9 id. at 18-19. The privilege, as noted above, is read broadly by Californian courts to shield

10 defendants from liability f©r communìcatíng with law enforcement offtcials. See Jvh^san, 58 F.

11 Supp. 2d at 1110. That privilege applies to communications in the United States and abroad. See

12 Ber•ai^, 84 Cal. App. at 494-95; E. & J. Gallo Winery; 200 U.S. DUST. LEXIS 47206, at *24.

13 And that privilege ís an absolute bar to plaintiffs' six California claims. See Maare v. Canliffe, 7

14 Cal. 4th X34, X38 n.1 (Cal. 1994) ("Although the protection afforded by the statute ís commonly

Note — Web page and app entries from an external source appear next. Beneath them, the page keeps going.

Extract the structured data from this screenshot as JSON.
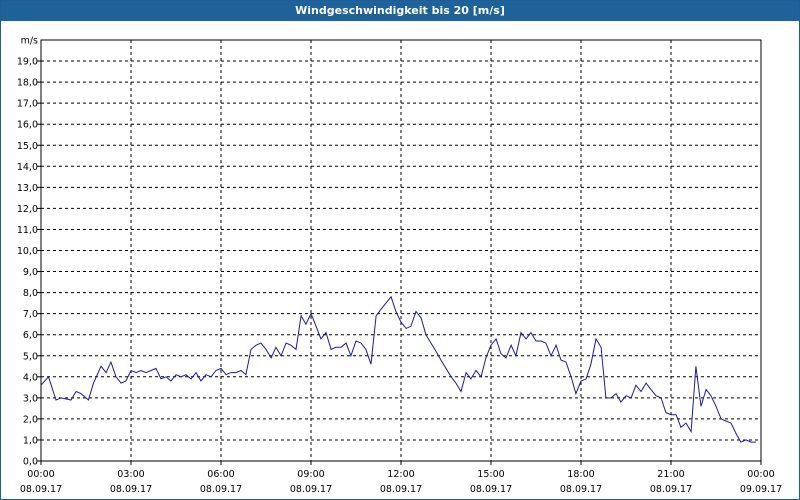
{
  "window": {
    "title": "Windgeschwindigkeit bis 20 [m/s]"
  },
  "colors": {
    "titlebar": "#1f6199",
    "line": "#1a1aa6",
    "grid": "#000000"
  },
  "chart_data": {
    "type": "line",
    "title": "Windgeschwindigkeit bis 20 [m/s]",
    "ylabel": "m/s",
    "xlabel": "",
    "ylim": [
      0,
      20
    ],
    "xlim_hours": [
      0,
      24
    ],
    "grid": true,
    "y_ticks": [
      "0,0",
      "1,0",
      "2,0",
      "3,0",
      "4,0",
      "5,0",
      "6,0",
      "7,0",
      "8,0",
      "9,0",
      "10,0",
      "11,0",
      "12,0",
      "13,0",
      "14,0",
      "15,0",
      "16,0",
      "17,0",
      "18,0",
      "19,0"
    ],
    "x_ticks": [
      {
        "time": "00:00",
        "date": "08.09.17"
      },
      {
        "time": "03:00",
        "date": "08.09.17"
      },
      {
        "time": "06:00",
        "date": "08.09.17"
      },
      {
        "time": "09:00",
        "date": "08.09.17"
      },
      {
        "time": "12:00",
        "date": "08.09.17"
      },
      {
        "time": "15:00",
        "date": "08.09.17"
      },
      {
        "time": "18:00",
        "date": "08.09.17"
      },
      {
        "time": "21:00",
        "date": "08.09.17"
      },
      {
        "time": "00:00",
        "date": "09.09.17"
      }
    ],
    "series": [
      {
        "x_hours": [
          0,
          0.25,
          0.5,
          0.67,
          1,
          1.17,
          1.33,
          1.58,
          1.75,
          2,
          2.17,
          2.33,
          2.5,
          2.67,
          2.83,
          3,
          3.17,
          3.33,
          3.5,
          3.67,
          3.83,
          4,
          4.17,
          4.33,
          4.5,
          4.67,
          4.83,
          5,
          5.17,
          5.33,
          5.5,
          5.67,
          5.83,
          6,
          6.17,
          6.33,
          6.5,
          6.67,
          6.83,
          7,
          7.17,
          7.33,
          7.5,
          7.67,
          7.83,
          8,
          8.17,
          8.33,
          8.5,
          8.67,
          8.83,
          9,
          9.17,
          9.33,
          9.5,
          9.67,
          9.83,
          10,
          10.17,
          10.33,
          10.5,
          10.67,
          10.83,
          11,
          11.17,
          11.33,
          11.5,
          11.67,
          11.83,
          12,
          12.17,
          12.33,
          12.5,
          12.67,
          12.83,
          13,
          13.17,
          13.33,
          13.5,
          13.67,
          13.83,
          14,
          14.17,
          14.33,
          14.5,
          14.67,
          14.83,
          15,
          15.17,
          15.33,
          15.5,
          15.67,
          15.83,
          16,
          16.17,
          16.33,
          16.5,
          16.67,
          16.83,
          17,
          17.17,
          17.33,
          17.5,
          17.67,
          17.83,
          18,
          18.17,
          18.33,
          18.5,
          18.67,
          18.83,
          19,
          19.17,
          19.33,
          19.5,
          19.67,
          19.83,
          20,
          20.17,
          20.33,
          20.5,
          20.67,
          20.83,
          21,
          21.17,
          21.33,
          21.5,
          21.67,
          21.83,
          22,
          22.17,
          22.33,
          22.5,
          22.67,
          22.83,
          23,
          23.17,
          23.33,
          23.5,
          23.67,
          23.83,
          24
        ],
        "values": [
          3.6,
          4.0,
          2.9,
          3.0,
          2.9,
          3.3,
          3.2,
          2.9,
          3.7,
          4.5,
          4.2,
          4.7,
          4.0,
          3.7,
          3.8,
          4.3,
          4.2,
          4.3,
          4.2,
          4.3,
          4.4,
          3.9,
          4.0,
          3.8,
          4.1,
          4.0,
          4.1,
          3.9,
          4.2,
          3.8,
          4.1,
          4.0,
          4.3,
          4.4,
          4.1,
          4.2,
          4.2,
          4.3,
          4.1,
          5.3,
          5.5,
          5.6,
          5.3,
          4.9,
          5.4,
          5.0,
          5.6,
          5.5,
          5.3,
          6.9,
          6.5,
          7.0,
          6.4,
          5.8,
          6.1,
          5.3,
          5.4,
          5.4,
          5.6,
          5.0,
          5.7,
          5.6,
          5.3,
          4.6,
          6.9,
          7.2,
          7.5,
          7.8,
          7.1,
          6.6,
          6.3,
          6.4,
          7.1,
          6.8,
          6.0,
          5.6,
          5.2,
          4.8,
          4.4,
          4.0,
          3.7,
          3.3,
          4.2,
          3.9,
          4.3,
          4.0,
          4.9,
          5.5,
          5.8,
          5.1,
          4.9,
          5.5,
          5.0,
          6.1,
          5.8,
          6.1,
          5.7,
          5.7,
          5.6,
          5.0,
          5.5,
          4.8,
          4.7,
          4.0,
          3.2,
          3.8,
          3.9,
          4.6,
          5.8,
          5.4,
          3.0,
          3.0,
          3.2,
          2.8,
          3.1,
          3.0,
          3.6,
          3.3,
          3.7,
          3.4,
          3.1,
          3.0,
          2.3,
          2.2,
          2.2,
          1.6,
          1.8,
          1.4,
          4.5,
          2.6,
          3.4,
          3.1,
          2.6,
          2.0,
          1.9,
          1.8,
          1.3,
          0.9,
          1.0,
          0.9,
          0.9
        ]
      }
    ]
  }
}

15 denomír^ated a `privilege,' which creates a `privileged communication,' section 47(b} does gat

1^ create an evidentiary privilege that protects a comuníeatíon from compelled disclosure. Instead,

17 the section 47(b} privilege operates as a lírarzítatìon on liability, precluding use of the protected

18 communícatíons and statements as the basis for a tort action other than for malicious prosecution.

19 Thus, section 47(b} creates what in many other contexts is termed an `immunity' fra^n suit.").

20 IV. CONCLUSION

21 For the foregoing reasons, Yahoo's anti-SLAPP motion should be granted and plaintiffs'

22 six causes of action brought under California law-their Fifth through Tenth Claizx^s for Relief

23 should be immediately stricken from plaintiffs' Second Amended Complaint.


Dated: August 30, 2007 DANIEL M. PETROCELLI
24
MATTHEW T. KLINE
^^ O'MELVENY & MYERS LLP

2^ ^ -
^y: ^.
Daniel M. Petroeelli
27 Attorneys for Defendant
YAHOOi, 1NC.
28
cal-^^ I s ^ Cw
YAH00?'S ANTI-SLAPP MOTION AND - 10 -
1PROP05ED1 ORDER